Report, from the records below, every line where the word "icon" appears.

────────────────

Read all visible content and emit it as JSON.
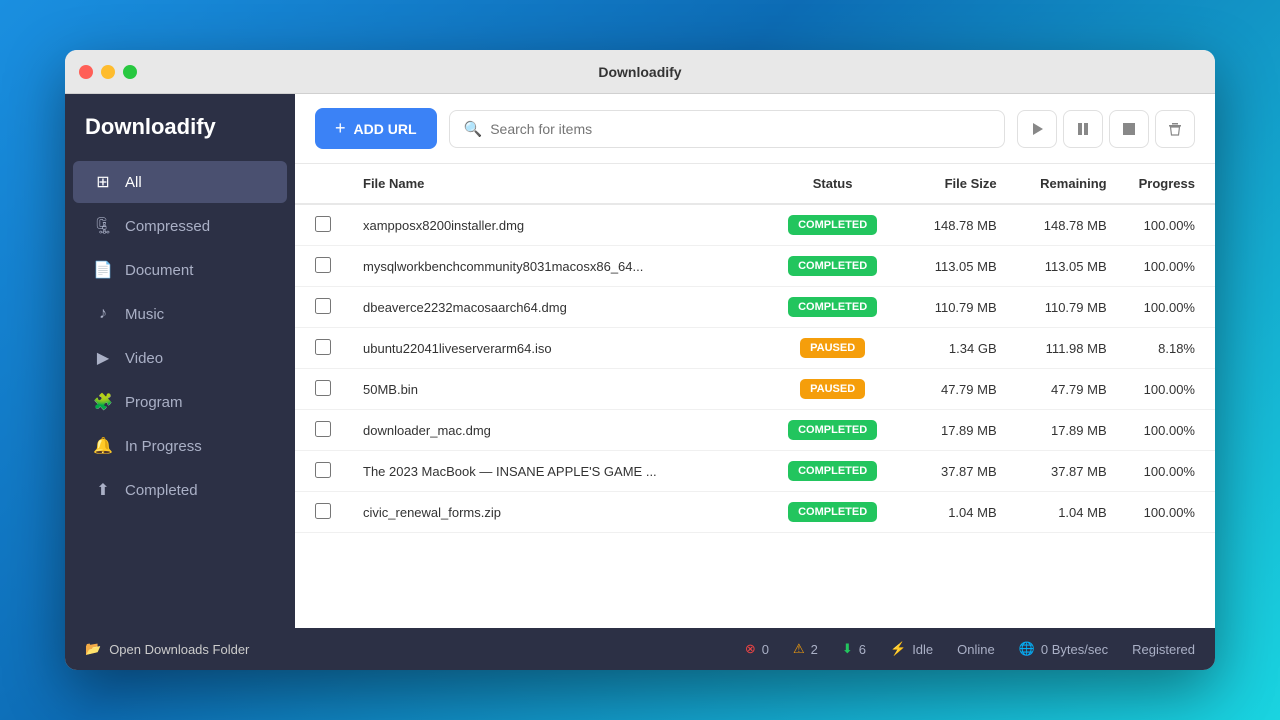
{
  "app": {
    "title": "Downloadify",
    "sidebar_title": "Downloadify"
  },
  "titlebar": {
    "title": "Downloadify"
  },
  "sidebar": {
    "items": [
      {
        "id": "all",
        "label": "All",
        "icon": "⊞",
        "active": true
      },
      {
        "id": "compressed",
        "label": "Compressed",
        "icon": "🗜"
      },
      {
        "id": "document",
        "label": "Document",
        "icon": "📄"
      },
      {
        "id": "music",
        "label": "Music",
        "icon": "♪"
      },
      {
        "id": "video",
        "label": "Video",
        "icon": "▶"
      },
      {
        "id": "program",
        "label": "Program",
        "icon": "🧩"
      },
      {
        "id": "in-progress",
        "label": "In Progress",
        "icon": "🔔"
      },
      {
        "id": "completed",
        "label": "Completed",
        "icon": "⬆"
      }
    ]
  },
  "toolbar": {
    "add_url_label": "ADD URL",
    "search_placeholder": "Search for items"
  },
  "table": {
    "columns": [
      "",
      "File Name",
      "Status",
      "File Size",
      "Remaining",
      "Progress"
    ],
    "rows": [
      {
        "filename": "xampposx8200installer.dmg",
        "status": "COMPLETED",
        "status_type": "completed",
        "file_size": "148.78 MB",
        "remaining": "148.78 MB",
        "progress": "100.00%"
      },
      {
        "filename": "mysqlworkbenchcommunity8031macosx86_64...",
        "status": "COMPLETED",
        "status_type": "completed",
        "file_size": "113.05 MB",
        "remaining": "113.05 MB",
        "progress": "100.00%"
      },
      {
        "filename": "dbeaverce2232macosaarch64.dmg",
        "status": "COMPLETED",
        "status_type": "completed",
        "file_size": "110.79 MB",
        "remaining": "110.79 MB",
        "progress": "100.00%"
      },
      {
        "filename": "ubuntu22041liveserverarm64.iso",
        "status": "PAUSED",
        "status_type": "paused",
        "file_size": "1.34 GB",
        "remaining": "111.98 MB",
        "progress": "8.18%"
      },
      {
        "filename": "50MB.bin",
        "status": "PAUSED",
        "status_type": "paused",
        "file_size": "47.79 MB",
        "remaining": "47.79 MB",
        "progress": "100.00%"
      },
      {
        "filename": "downloader_mac.dmg",
        "status": "COMPLETED",
        "status_type": "completed",
        "file_size": "17.89 MB",
        "remaining": "17.89 MB",
        "progress": "100.00%"
      },
      {
        "filename": "The 2023 MacBook — INSANE APPLE'S GAME ...",
        "status": "COMPLETED",
        "status_type": "completed",
        "file_size": "37.87 MB",
        "remaining": "37.87 MB",
        "progress": "100.00%"
      },
      {
        "filename": "civic_renewal_forms.zip",
        "status": "COMPLETED",
        "status_type": "completed",
        "file_size": "1.04 MB",
        "remaining": "1.04 MB",
        "progress": "100.00%"
      }
    ]
  },
  "statusbar": {
    "open_downloads_label": "Open Downloads Folder",
    "errors": "0",
    "warnings": "2",
    "downloads": "6",
    "status": "Idle",
    "connection": "Online",
    "speed": "0 Bytes/sec",
    "registration": "Registered"
  }
}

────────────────

**Answer to this exercise**
        "icon": "⊞",
        "icon": "🗜"
        "icon": "📄"
        "icon": "♪"
        "icon": "▶"
        "icon": "🧩"
        "icon": "🔔"
        "icon": "⬆"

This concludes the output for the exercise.